**Data about app and page elements**
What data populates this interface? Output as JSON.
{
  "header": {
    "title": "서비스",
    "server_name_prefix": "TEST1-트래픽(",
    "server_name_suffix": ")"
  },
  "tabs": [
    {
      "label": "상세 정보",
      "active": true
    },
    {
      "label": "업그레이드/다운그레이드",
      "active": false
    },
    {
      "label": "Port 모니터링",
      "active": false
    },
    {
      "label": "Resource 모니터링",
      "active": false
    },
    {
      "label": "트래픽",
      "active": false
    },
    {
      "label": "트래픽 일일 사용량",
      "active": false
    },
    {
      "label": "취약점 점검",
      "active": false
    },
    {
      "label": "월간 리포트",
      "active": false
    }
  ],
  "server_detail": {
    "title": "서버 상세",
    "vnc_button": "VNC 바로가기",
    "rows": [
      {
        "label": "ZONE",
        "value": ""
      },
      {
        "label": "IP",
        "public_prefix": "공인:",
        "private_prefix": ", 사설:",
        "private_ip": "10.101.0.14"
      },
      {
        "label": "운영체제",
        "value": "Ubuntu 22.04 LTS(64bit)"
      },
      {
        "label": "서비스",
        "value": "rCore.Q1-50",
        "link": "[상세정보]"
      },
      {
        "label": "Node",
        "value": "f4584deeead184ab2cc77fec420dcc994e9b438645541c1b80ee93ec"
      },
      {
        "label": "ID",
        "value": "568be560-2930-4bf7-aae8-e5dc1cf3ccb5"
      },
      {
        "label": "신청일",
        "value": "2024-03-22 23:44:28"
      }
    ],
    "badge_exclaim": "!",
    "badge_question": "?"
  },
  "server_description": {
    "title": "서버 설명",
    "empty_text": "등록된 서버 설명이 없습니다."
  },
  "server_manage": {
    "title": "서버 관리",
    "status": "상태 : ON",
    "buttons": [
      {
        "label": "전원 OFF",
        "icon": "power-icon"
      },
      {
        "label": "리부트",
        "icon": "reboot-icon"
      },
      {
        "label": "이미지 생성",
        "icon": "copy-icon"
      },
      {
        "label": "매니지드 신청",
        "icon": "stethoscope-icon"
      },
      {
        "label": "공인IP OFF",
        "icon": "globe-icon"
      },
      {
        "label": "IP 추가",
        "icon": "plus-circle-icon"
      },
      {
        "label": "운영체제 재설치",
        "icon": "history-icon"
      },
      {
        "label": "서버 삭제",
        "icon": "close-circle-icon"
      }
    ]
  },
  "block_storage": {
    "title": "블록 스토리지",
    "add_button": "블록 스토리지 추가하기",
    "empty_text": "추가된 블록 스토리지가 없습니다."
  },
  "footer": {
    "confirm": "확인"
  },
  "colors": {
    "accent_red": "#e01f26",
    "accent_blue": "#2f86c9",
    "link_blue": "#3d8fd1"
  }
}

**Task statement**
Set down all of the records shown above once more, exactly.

**Task output**
What data populates this interface? Output as JSON.
{
  "header": {
    "title": "서비스",
    "server_name_prefix": "TEST1-트래픽(",
    "server_name_suffix": ")"
  },
  "tabs": [
    {
      "label": "상세 정보",
      "active": true
    },
    {
      "label": "업그레이드/다운그레이드",
      "active": false
    },
    {
      "label": "Port 모니터링",
      "active": false
    },
    {
      "label": "Resource 모니터링",
      "active": false
    },
    {
      "label": "트래픽",
      "active": false
    },
    {
      "label": "트래픽 일일 사용량",
      "active": false
    },
    {
      "label": "취약점 점검",
      "active": false
    },
    {
      "label": "월간 리포트",
      "active": false
    }
  ],
  "server_detail": {
    "title": "서버 상세",
    "vnc_button": "VNC 바로가기",
    "rows": [
      {
        "label": "ZONE",
        "value": ""
      },
      {
        "label": "IP",
        "public_prefix": "공인:",
        "private_prefix": ", 사설:",
        "private_ip": "10.101.0.14"
      },
      {
        "label": "운영체제",
        "value": "Ubuntu 22.04 LTS(64bit)"
      },
      {
        "label": "서비스",
        "value": "rCore.Q1-50",
        "link": "[상세정보]"
      },
      {
        "label": "Node",
        "value": "f4584deeead184ab2cc77fec420dcc994e9b438645541c1b80ee93ec"
      },
      {
        "label": "ID",
        "value": "568be560-2930-4bf7-aae8-e5dc1cf3ccb5"
      },
      {
        "label": "신청일",
        "value": "2024-03-22 23:44:28"
      }
    ],
    "badge_exclaim": "!",
    "badge_question": "?"
  },
  "server_description": {
    "title": "서버 설명",
    "empty_text": "등록된 서버 설명이 없습니다."
  },
  "server_manage": {
    "title": "서버 관리",
    "status": "상태 : ON",
    "buttons": [
      {
        "label": "전원 OFF",
        "icon": "power-icon"
      },
      {
        "label": "리부트",
        "icon": "reboot-icon"
      },
      {
        "label": "이미지 생성",
        "icon": "copy-icon"
      },
      {
        "label": "매니지드 신청",
        "icon": "stethoscope-icon"
      },
      {
        "label": "공인IP OFF",
        "icon": "globe-icon"
      },
      {
        "label": "IP 추가",
        "icon": "plus-circle-icon"
      },
      {
        "label": "운영체제 재설치",
        "icon": "history-icon"
      },
      {
        "label": "서버 삭제",
        "icon": "close-circle-icon"
      }
    ]
  },
  "block_storage": {
    "title": "블록 스토리지",
    "add_button": "블록 스토리지 추가하기",
    "empty_text": "추가된 블록 스토리지가 없습니다."
  },
  "footer": {
    "confirm": "확인"
  },
  "colors": {
    "accent_red": "#e01f26",
    "accent_blue": "#2f86c9",
    "link_blue": "#3d8fd1"
  }
}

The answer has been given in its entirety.